This year, the celebration of the Day of Indigenous Peoples was announced at the federal level for the first time.

On Monday, October 11, the United States celebrates Columbus Day and Indigenous Peoples’ Day. Since 1971, Columbus Day has been a federal holiday established in honor of the arrival of Christopher Columbus in America in 1492.

The recognition that European countries brought violence, disease, and other sufferings to the inhabitants of the Western Hemisphere at that time has led in recent years to a reassessment of this holiday, including calls to cancel it and celebrate it commemorations of indigenous peoples.

Last week, President Joe Biden announced for the first time the celebration of Indigenous Peoples’ Day on Monday.

As noted in the presidential statement, today, we recognize that many European researchers have brought injustice and atrocities to indigenous peoples.

“The measure of our greatness as a country is that we do not seek to hide these shameful episodes of our past – we honestly acknowledge them, identify them and do everything possible to overcome them.”

This Monday, Indigenous Peoples’ Day is celebrated for the first time in Oregon, located in the northwest of the country, joining 12 other states in which this holiday is celebrated.

In South Dakota, the holiday is called Native American Day.

New York and Chicago are once again hosting Columbus Day parades – large-scale annual events that were canceled last year due to the coronavirus pandemic.

Boston hosts a marathon featuring some of the best runners in the world.

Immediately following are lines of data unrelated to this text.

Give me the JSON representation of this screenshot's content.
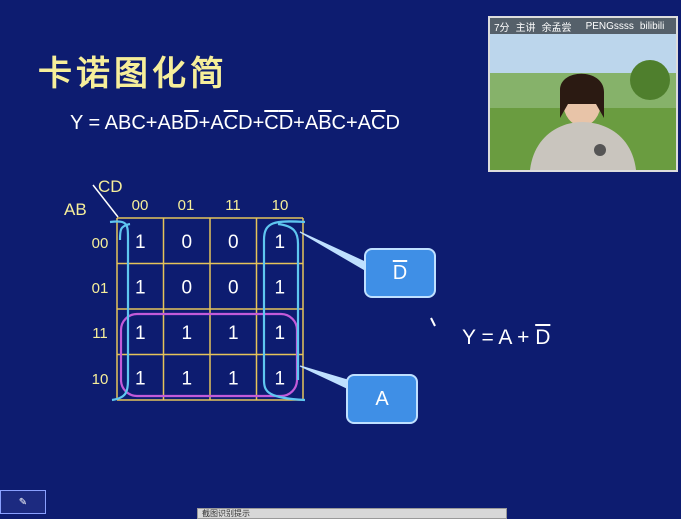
{
  "slide": {
    "title": "卡诺图化简",
    "expression": {
      "lhs": "Y = ",
      "terms": [
        {
          "parts": [
            {
              "t": "ABC",
              "bar": false
            }
          ]
        },
        {
          "parts": [
            {
              "t": "AB",
              "bar": false
            },
            {
              "t": "D",
              "bar": true
            }
          ]
        },
        {
          "parts": [
            {
              "t": "A",
              "bar": false
            },
            {
              "t": "C",
              "bar": true
            },
            {
              "t": "D",
              "bar": false
            }
          ]
        },
        {
          "parts": [
            {
              "t": "C",
              "bar": true
            },
            {
              "t": "D",
              "bar": true
            }
          ]
        },
        {
          "parts": [
            {
              "t": "A",
              "bar": false
            },
            {
              "t": "B",
              "bar": true
            },
            {
              "t": "C",
              "bar": false
            }
          ]
        },
        {
          "parts": [
            {
              "t": "A",
              "bar": false
            },
            {
              "t": "C",
              "bar": true
            },
            {
              "t": "D",
              "bar": false
            }
          ]
        }
      ]
    },
    "kmap": {
      "col_var": "CD",
      "row_var": "AB",
      "col_labels": [
        "00",
        "01",
        "11",
        "10"
      ],
      "row_labels": [
        "00",
        "01",
        "11",
        "10"
      ],
      "cells": [
        [
          "1",
          "0",
          "0",
          "1"
        ],
        [
          "1",
          "0",
          "0",
          "1"
        ],
        [
          "1",
          "1",
          "1",
          "1"
        ],
        [
          "1",
          "1",
          "1",
          "1"
        ]
      ]
    },
    "callouts": {
      "d_bar": "D",
      "a": "A"
    },
    "result": {
      "prefix": "Y = A + ",
      "term": "D"
    },
    "colors": {
      "background": "#0d1c70",
      "title": "#f6ee9a",
      "grid": "#e5c35a",
      "group_a": "#c35bd9",
      "group_dbar": "#5fc6f0",
      "callout": "#3f8fe6"
    }
  },
  "video": {
    "bar_items": [
      "7分",
      "主讲",
      "余孟尝"
    ],
    "watermark": "PENGssss",
    "logo": "bilibili"
  },
  "bottom_tab": {
    "label": "截图识别提示"
  }
}
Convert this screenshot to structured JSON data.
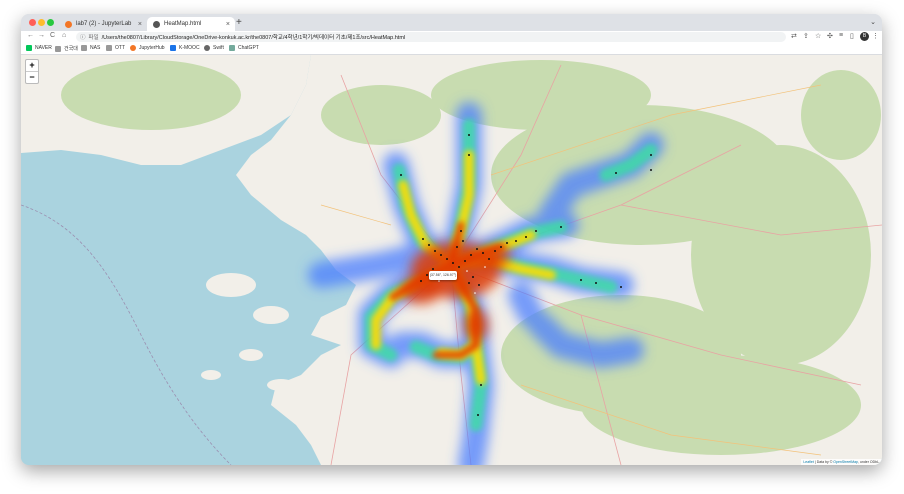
{
  "window": {
    "tabs": [
      {
        "title": "lab7 (2) - JupyterLab",
        "close": "×"
      },
      {
        "title": "HeatMap.html",
        "close": "×"
      }
    ],
    "new_tab": "+",
    "tab_menu": "⌄"
  },
  "toolbar": {
    "back": "←",
    "forward": "→",
    "reload": "C",
    "home": "⌂",
    "address_info": "ⓘ",
    "address_scheme": "파일",
    "address": "/Users/the0807/Library/CloudStorage/OneDrive-konkuk.ac.kr/the0807/학교/4학년/1학기/빅데이터 기초/제1조/src/HeatMap.html",
    "profile_initial": "B"
  },
  "bookmarks": [
    {
      "label": "NAVER",
      "icon": "naver-icon",
      "color": "#03c75a"
    },
    {
      "label": "건국대",
      "icon": "folder-icon",
      "color": "#888888"
    },
    {
      "label": "NAS",
      "icon": "folder-icon",
      "color": "#888888"
    },
    {
      "label": "OTT",
      "icon": "folder-icon",
      "color": "#888888"
    },
    {
      "label": "JupyterHub",
      "icon": "jupyter-icon",
      "color": "#f37626"
    },
    {
      "label": "K-MOOC",
      "icon": "kmooc-icon",
      "color": "#1a73e8"
    },
    {
      "label": "Swift",
      "icon": "swift-icon",
      "color": "#555555"
    },
    {
      "label": "ChatGPT",
      "icon": "chatgpt-icon",
      "color": "#74aa9c"
    }
  ],
  "map": {
    "zoom_in": "+",
    "zoom_out": "−",
    "popup": "(37.56°, 126.97°)",
    "attribution_leaflet": "Leaflet",
    "attribution_text": " | Data by © ",
    "attribution_osm": "OpenStreetMap",
    "attribution_license": ", under ODbL."
  },
  "colors": {
    "sea": "#aad3df",
    "land": "#f2efe9",
    "forest": "#c8dcb0",
    "heat_core": "#e03a00",
    "heat_mid": "#ffdd00",
    "heat_edge": "#4a7dff"
  }
}
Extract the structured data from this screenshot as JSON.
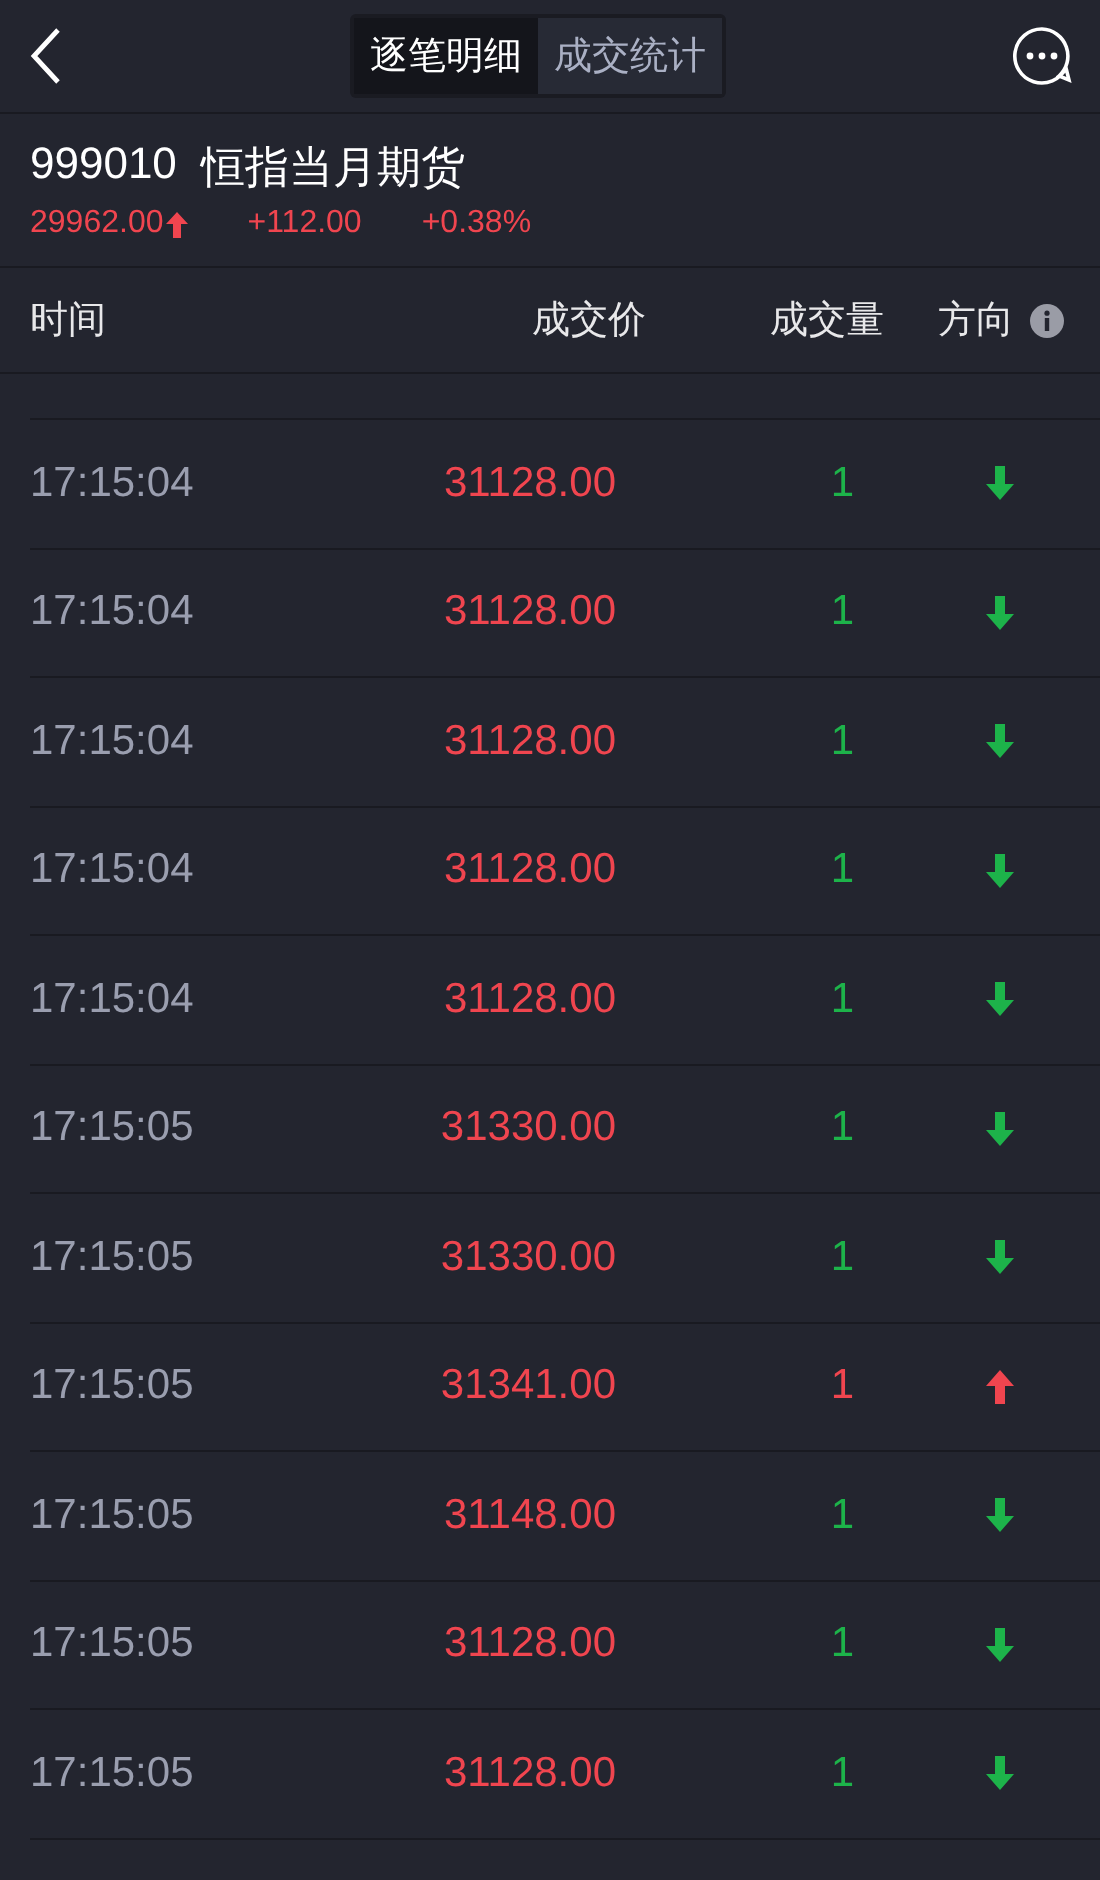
{
  "tabs": [
    {
      "label": "逐笔明细",
      "selected": true
    },
    {
      "label": "成交统计",
      "selected": false
    }
  ],
  "instrument": {
    "code": "999010",
    "name": "恒指当月期货",
    "price": "29962.00",
    "kind": "up",
    "change": "+112.00",
    "change_percent": "+0.38%"
  },
  "table": {
    "columns": [
      "时间",
      "成交价",
      "成交量",
      "方向"
    ],
    "rows": [
      {
        "time": "17:15:04",
        "price": "31128.00",
        "volume": "1",
        "kind": "down"
      },
      {
        "time": "17:15:04",
        "price": "31128.00",
        "volume": "1",
        "kind": "down"
      },
      {
        "time": "17:15:04",
        "price": "31128.00",
        "volume": "1",
        "kind": "down"
      },
      {
        "time": "17:15:04",
        "price": "31128.00",
        "volume": "1",
        "kind": "down"
      },
      {
        "time": "17:15:04",
        "price": "31128.00",
        "volume": "1",
        "kind": "down"
      },
      {
        "time": "17:15:05",
        "price": "31330.00",
        "volume": "1",
        "kind": "down"
      },
      {
        "time": "17:15:05",
        "price": "31330.00",
        "volume": "1",
        "kind": "down"
      },
      {
        "time": "17:15:05",
        "price": "31341.00",
        "volume": "1",
        "kind": "up"
      },
      {
        "time": "17:15:05",
        "price": "31148.00",
        "volume": "1",
        "kind": "down"
      },
      {
        "time": "17:15:05",
        "price": "31128.00",
        "volume": "1",
        "kind": "down"
      },
      {
        "time": "17:15:05",
        "price": "31128.00",
        "volume": "1",
        "kind": "down"
      }
    ]
  }
}
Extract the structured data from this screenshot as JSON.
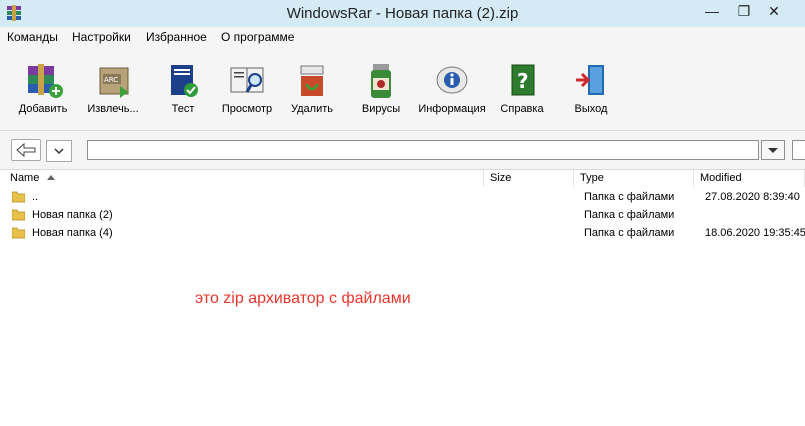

This event is not timed to any holiday; this year, it was postponed from its traditional April date, and the reason for this was the COVID-19 pandemic.